Assignment.
Report every line of the entries that contains the word "person".

*** Input data ***

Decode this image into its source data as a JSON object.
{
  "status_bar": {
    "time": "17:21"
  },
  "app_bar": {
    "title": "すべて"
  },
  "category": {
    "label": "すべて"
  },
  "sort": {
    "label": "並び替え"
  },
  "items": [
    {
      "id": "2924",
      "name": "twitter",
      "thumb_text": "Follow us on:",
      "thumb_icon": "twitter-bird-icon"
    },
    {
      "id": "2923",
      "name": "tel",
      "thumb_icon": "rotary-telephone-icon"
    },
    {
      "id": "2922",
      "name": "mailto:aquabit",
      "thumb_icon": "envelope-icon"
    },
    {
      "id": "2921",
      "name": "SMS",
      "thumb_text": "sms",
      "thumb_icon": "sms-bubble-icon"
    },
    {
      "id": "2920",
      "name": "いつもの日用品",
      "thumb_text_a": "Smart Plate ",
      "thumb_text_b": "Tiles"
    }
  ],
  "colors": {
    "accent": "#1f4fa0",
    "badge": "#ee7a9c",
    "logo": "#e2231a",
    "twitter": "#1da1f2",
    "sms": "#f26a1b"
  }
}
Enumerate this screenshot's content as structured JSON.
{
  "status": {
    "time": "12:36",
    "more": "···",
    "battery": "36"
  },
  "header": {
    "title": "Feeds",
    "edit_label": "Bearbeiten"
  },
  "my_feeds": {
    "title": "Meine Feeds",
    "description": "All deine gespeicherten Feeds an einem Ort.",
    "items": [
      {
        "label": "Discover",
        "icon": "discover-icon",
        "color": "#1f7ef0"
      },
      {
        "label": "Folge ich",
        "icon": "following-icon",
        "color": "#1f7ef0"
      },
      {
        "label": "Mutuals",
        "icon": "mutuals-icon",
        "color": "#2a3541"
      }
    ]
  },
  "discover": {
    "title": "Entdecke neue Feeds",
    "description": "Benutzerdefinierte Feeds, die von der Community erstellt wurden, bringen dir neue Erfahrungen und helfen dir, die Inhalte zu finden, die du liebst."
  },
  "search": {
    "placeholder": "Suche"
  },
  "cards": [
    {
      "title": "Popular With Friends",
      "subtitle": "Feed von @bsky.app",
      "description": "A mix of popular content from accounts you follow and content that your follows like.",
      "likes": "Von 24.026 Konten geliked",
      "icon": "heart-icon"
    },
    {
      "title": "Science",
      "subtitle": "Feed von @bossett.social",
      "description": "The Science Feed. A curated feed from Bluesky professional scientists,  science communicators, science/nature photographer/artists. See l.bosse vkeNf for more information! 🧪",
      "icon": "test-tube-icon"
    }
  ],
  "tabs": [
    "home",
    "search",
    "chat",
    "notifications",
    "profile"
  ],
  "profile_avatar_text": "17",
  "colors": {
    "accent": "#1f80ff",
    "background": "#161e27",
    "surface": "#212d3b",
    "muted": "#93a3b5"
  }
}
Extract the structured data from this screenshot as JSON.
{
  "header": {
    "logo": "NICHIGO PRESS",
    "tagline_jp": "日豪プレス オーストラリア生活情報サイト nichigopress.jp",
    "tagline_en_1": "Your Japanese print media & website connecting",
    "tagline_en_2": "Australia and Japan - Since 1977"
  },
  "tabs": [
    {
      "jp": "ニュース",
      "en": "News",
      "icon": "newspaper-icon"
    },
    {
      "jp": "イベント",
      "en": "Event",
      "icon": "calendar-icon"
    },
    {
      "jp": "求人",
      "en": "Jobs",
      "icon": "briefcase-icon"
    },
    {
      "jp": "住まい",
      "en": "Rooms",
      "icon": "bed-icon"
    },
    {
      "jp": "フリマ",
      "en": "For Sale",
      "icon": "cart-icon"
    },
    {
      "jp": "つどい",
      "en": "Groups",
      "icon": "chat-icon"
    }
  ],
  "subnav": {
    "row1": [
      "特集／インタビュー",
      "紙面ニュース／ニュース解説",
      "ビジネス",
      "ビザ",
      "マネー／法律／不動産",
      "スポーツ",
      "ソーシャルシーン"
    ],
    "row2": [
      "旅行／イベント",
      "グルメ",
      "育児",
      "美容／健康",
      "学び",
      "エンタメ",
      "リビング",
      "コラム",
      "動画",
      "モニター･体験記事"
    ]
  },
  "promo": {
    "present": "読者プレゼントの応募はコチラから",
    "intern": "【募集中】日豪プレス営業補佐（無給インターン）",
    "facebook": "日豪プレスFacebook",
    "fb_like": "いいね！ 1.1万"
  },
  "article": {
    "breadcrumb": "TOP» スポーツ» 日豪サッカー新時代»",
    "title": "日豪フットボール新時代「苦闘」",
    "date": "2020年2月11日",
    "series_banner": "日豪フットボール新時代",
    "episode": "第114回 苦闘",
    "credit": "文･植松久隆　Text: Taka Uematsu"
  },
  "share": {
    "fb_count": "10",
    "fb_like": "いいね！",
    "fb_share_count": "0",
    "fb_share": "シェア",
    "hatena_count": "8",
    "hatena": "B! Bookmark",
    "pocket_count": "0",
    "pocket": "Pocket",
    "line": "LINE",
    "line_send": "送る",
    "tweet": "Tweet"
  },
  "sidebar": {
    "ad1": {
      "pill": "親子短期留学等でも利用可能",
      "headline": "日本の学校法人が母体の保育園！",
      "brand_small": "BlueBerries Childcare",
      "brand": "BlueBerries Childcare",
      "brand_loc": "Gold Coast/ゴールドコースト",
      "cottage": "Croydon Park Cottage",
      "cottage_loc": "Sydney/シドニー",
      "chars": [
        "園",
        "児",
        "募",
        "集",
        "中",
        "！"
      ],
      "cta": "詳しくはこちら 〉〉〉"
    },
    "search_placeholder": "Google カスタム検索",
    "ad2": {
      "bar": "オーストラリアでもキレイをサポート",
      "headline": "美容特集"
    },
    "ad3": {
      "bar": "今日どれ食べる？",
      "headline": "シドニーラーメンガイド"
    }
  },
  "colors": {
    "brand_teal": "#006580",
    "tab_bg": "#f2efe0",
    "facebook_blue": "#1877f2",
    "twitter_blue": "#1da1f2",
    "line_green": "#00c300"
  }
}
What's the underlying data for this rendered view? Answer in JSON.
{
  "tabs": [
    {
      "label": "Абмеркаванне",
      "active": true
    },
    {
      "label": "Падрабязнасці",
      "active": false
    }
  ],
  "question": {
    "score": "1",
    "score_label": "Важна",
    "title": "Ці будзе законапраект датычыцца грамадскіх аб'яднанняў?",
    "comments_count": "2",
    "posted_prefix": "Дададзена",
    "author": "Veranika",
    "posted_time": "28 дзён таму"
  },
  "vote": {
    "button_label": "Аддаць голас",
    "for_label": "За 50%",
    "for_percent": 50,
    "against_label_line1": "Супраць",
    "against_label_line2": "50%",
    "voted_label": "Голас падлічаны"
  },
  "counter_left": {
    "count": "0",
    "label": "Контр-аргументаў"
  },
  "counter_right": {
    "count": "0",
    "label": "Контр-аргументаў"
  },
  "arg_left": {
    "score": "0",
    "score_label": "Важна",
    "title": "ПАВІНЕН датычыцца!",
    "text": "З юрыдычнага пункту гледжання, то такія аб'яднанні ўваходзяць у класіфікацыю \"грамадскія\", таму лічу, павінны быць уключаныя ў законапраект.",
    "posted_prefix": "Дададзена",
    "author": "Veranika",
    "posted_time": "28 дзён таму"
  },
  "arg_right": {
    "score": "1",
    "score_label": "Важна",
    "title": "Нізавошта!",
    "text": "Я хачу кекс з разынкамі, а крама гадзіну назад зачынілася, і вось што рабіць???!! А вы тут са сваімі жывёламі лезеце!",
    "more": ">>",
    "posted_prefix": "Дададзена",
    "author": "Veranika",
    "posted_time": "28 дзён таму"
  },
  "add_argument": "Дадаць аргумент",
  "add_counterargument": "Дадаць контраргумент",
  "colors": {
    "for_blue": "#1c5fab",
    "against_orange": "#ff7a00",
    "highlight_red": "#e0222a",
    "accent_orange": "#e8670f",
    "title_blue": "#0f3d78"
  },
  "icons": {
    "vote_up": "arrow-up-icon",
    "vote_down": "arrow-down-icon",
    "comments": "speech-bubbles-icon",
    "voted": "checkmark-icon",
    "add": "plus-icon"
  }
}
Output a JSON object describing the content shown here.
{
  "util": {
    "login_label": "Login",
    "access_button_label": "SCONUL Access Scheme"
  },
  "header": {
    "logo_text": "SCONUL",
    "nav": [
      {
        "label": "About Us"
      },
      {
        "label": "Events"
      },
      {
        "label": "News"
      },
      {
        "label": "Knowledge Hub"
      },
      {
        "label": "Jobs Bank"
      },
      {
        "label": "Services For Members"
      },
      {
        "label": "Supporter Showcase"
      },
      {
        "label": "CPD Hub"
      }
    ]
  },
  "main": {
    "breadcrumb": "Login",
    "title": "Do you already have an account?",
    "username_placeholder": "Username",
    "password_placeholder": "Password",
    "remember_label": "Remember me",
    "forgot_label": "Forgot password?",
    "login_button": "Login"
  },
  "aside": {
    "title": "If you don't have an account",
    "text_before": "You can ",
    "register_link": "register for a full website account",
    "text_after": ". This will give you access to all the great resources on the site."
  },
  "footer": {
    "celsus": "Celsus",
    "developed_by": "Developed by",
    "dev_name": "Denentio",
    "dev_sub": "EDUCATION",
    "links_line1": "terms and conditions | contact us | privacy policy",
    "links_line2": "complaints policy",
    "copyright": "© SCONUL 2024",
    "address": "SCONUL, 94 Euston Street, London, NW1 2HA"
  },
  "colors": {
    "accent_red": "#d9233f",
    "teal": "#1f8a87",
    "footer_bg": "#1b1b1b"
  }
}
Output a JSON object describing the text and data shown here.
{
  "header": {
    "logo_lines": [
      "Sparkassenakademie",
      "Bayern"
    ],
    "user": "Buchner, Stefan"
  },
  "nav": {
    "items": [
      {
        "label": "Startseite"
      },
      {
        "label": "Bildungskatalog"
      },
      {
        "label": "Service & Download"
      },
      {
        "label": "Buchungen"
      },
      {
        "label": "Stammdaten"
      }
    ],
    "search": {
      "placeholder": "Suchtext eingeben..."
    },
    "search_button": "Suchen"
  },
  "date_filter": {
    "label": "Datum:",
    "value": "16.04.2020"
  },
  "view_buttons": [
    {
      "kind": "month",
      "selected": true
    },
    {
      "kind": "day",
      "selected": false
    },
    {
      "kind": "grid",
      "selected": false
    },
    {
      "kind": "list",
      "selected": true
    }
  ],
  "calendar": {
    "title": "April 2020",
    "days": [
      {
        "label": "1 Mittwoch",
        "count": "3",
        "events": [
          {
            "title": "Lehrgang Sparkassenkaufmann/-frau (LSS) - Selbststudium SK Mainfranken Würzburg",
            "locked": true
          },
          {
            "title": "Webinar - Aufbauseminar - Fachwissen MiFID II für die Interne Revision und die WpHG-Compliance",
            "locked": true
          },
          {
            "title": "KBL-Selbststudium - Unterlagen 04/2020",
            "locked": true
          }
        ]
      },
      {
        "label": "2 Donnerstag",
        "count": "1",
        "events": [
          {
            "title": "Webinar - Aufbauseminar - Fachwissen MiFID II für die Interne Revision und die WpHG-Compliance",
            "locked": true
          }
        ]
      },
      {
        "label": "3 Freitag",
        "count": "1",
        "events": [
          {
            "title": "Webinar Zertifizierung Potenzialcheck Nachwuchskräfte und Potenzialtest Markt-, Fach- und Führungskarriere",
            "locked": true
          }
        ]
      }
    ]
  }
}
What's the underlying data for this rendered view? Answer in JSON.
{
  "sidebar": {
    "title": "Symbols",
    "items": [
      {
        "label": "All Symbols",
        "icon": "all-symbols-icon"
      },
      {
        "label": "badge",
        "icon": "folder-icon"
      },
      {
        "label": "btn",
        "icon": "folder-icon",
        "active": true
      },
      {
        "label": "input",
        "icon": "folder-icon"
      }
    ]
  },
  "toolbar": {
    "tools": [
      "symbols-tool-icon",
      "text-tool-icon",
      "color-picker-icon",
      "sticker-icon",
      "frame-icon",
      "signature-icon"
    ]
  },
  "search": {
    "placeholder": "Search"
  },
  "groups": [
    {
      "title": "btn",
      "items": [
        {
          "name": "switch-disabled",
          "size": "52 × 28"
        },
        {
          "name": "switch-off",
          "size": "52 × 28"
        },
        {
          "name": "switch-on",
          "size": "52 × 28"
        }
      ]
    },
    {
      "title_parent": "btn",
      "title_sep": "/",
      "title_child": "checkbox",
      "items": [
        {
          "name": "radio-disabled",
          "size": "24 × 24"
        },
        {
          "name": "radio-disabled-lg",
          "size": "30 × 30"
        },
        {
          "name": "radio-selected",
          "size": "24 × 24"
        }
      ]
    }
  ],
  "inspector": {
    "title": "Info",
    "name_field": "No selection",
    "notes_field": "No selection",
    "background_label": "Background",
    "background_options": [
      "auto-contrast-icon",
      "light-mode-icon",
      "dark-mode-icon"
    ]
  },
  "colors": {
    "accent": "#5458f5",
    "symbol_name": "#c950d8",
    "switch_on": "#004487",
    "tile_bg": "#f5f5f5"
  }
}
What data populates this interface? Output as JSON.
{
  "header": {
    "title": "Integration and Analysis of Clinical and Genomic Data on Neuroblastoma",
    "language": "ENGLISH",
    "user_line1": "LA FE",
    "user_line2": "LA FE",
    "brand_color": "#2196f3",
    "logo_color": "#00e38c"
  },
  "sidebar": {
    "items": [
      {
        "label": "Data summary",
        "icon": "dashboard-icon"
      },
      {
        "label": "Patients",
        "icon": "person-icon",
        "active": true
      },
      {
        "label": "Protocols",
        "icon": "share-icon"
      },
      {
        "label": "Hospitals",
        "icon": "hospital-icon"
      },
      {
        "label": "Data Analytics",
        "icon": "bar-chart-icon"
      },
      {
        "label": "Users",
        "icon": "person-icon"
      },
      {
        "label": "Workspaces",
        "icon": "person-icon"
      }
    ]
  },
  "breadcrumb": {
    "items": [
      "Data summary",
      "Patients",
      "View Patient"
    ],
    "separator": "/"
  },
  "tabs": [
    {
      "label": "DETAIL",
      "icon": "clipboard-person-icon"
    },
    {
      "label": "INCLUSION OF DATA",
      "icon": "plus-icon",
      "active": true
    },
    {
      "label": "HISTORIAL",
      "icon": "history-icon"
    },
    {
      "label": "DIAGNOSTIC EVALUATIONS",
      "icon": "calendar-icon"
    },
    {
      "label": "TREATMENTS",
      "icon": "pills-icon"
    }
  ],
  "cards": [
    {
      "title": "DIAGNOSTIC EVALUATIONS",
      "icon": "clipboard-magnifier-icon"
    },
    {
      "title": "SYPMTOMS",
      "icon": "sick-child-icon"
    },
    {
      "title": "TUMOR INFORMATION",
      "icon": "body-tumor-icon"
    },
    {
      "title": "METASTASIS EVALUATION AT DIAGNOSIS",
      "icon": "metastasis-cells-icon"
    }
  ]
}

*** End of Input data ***

Final answer.
        "icon": "person-icon",
        "icon": "person-icon"
        "icon": "person-icon"
      "icon": "clipboard-person-icon"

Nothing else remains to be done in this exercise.